As we enter the month of November I am drawn to reflect on the freedom we are privileged to experience as a result of sacrifices made by the family members who, as veterans, served our countries in the maintenance of peace and liberty. Yet despite their sacrifices the search for peace among nations, within families, between individuals, and between individuals and their environment continues.
Spiritual masters remind us that world peace begins within each of us. A number of years ago on a visit to Westminster Abby, I felt drawn to descend into the Crypt beneath the cathedral. The words on a particular tomb, apparently written by the Anglican bishop buried there, emphasize the need for each of us to start with our self.
When I was young and free and my imagination had no limits, I dreamed of changing the world. As I grew older and wiser, I discovered the world would not change, so I shortened my sights somewhat and decided to change only my country.
But, it too, seemed immovable.

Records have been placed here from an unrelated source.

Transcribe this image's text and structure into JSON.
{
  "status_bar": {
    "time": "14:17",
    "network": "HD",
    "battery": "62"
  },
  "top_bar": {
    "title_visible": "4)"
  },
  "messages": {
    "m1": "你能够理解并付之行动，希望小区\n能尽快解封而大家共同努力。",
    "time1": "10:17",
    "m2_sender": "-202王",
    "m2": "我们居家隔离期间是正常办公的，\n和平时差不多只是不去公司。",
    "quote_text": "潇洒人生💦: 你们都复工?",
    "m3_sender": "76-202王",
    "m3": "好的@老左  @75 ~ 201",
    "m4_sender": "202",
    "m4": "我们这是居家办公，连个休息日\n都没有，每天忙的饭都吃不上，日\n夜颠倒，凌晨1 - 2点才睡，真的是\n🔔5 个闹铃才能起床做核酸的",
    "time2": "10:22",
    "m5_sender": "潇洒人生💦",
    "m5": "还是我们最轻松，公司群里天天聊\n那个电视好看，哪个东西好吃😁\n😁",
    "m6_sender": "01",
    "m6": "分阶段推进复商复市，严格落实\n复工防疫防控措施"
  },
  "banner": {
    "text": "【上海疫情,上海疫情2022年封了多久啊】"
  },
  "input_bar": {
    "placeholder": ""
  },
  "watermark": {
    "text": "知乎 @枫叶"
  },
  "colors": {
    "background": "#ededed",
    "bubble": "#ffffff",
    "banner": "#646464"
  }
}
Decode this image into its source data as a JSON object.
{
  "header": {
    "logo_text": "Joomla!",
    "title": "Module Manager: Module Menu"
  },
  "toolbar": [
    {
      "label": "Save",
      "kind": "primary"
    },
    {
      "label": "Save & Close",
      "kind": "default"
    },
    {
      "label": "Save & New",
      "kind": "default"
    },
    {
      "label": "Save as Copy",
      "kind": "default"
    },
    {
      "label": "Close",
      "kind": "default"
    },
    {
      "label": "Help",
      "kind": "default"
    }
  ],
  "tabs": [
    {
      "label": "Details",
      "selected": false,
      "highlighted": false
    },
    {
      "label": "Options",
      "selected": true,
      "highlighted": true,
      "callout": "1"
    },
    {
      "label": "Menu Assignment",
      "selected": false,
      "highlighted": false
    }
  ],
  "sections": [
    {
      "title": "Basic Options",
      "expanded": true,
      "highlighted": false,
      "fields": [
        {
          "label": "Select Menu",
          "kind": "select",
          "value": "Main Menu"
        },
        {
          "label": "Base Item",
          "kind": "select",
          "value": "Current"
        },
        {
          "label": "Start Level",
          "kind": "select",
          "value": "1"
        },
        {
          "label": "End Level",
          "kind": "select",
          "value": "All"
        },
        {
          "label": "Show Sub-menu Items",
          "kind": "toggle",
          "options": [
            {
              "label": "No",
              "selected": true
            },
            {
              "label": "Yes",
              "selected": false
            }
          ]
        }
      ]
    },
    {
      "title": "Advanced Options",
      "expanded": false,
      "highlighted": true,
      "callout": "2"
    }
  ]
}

As I grew into my twilight years, in one more desperate attempt, I settled for changing only my family, those closest to me, but alas, they would have none of it.
And now as I lie on my deathbed, I suddenly realize: if I had only changed myself first, then by example I would have changed my family.

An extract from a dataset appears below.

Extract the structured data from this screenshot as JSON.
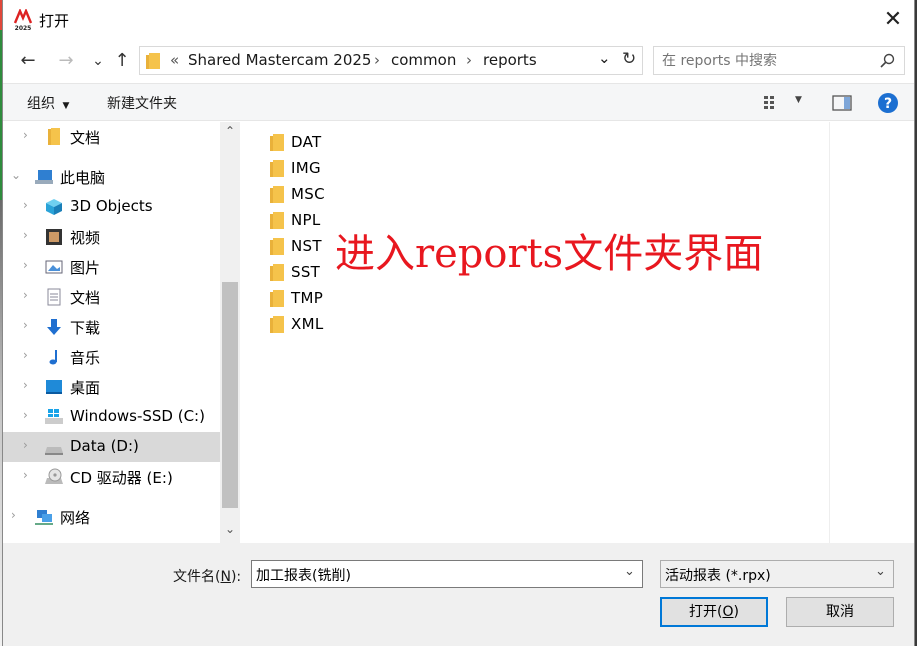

From their inspiration and encouragement, I would then have been able to better my country and, who knows, I may have even changed the world.
His epitaph reminds us that when we transform ourselves we transform everything around us. When we live in peace we radiate peace. Marcus Aurelius noted that “He who lives in harmony with himself lives in harmony with the universe.” To transform in the direction of inner peace is to acknowledge that healing ourselves and working toward world peace and Human-Earth ecology is the same work.

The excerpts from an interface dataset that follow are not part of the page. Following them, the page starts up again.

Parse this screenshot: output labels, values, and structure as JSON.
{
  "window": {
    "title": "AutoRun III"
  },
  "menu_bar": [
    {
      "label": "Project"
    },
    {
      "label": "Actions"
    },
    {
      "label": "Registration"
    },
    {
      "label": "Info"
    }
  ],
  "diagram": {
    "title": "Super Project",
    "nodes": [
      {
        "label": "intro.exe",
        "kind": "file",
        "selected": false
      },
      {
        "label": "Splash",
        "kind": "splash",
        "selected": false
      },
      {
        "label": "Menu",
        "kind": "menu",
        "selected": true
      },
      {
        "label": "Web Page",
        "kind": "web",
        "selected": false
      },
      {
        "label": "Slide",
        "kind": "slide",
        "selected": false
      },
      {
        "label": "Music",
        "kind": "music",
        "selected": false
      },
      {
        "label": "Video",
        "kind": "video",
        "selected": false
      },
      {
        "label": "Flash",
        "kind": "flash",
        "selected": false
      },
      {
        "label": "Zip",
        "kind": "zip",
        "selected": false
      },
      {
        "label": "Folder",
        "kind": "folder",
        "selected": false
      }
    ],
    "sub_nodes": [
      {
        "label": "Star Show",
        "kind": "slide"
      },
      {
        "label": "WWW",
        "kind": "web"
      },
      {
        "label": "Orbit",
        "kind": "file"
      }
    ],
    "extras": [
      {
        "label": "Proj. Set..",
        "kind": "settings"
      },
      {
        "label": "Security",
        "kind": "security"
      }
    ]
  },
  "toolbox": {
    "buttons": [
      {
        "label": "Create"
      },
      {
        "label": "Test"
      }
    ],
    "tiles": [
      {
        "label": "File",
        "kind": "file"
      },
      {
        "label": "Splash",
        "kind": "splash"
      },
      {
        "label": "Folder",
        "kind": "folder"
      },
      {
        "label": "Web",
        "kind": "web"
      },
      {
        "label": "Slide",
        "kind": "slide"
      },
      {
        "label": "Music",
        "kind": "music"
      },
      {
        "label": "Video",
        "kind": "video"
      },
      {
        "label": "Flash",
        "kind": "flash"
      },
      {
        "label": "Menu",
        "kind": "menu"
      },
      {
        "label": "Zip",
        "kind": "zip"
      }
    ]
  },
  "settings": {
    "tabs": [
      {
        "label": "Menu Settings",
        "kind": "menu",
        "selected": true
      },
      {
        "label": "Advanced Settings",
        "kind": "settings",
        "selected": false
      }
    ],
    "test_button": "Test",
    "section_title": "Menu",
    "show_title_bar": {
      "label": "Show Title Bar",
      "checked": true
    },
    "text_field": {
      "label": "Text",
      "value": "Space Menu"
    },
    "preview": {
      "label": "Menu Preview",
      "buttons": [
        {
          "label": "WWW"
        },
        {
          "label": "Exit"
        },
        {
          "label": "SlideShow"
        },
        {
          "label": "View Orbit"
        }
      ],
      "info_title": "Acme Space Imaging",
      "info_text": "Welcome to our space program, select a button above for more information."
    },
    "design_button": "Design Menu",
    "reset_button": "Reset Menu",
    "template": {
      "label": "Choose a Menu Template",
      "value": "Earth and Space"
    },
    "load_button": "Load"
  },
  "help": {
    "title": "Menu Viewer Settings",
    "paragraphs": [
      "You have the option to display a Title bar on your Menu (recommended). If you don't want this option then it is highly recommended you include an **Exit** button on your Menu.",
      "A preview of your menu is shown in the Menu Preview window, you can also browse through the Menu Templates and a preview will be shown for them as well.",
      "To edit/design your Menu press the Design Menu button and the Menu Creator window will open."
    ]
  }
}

As we move into November, the month when we honor in a formal way those who have sacrificed so much for the freedom of our land, let us remember and celebrate them and let us also remember and celebrate the land. To celebrate the land is to remember the transformative aspects of the landscapes and the elements. It is to honor that the Earth is Mother to each of us. Her Rocks, Water, Fire and Air are for each of us, belong fully to each of us and are within each of us. Her Water is our blood. Her Air is our breath, and her Fire is our Spirit.
As we ponder ways to thank and honor all veterans and their families, especially those veterans who are or were a part of our own families, may we also ponder our part in making sure that those who have sacrificed and died for this cause know that we have taken up the torch. May each of us radiate so brightly that our inner torch ignites the spark of inner peace for multitudes, regardless of race, culture or religious beliefs.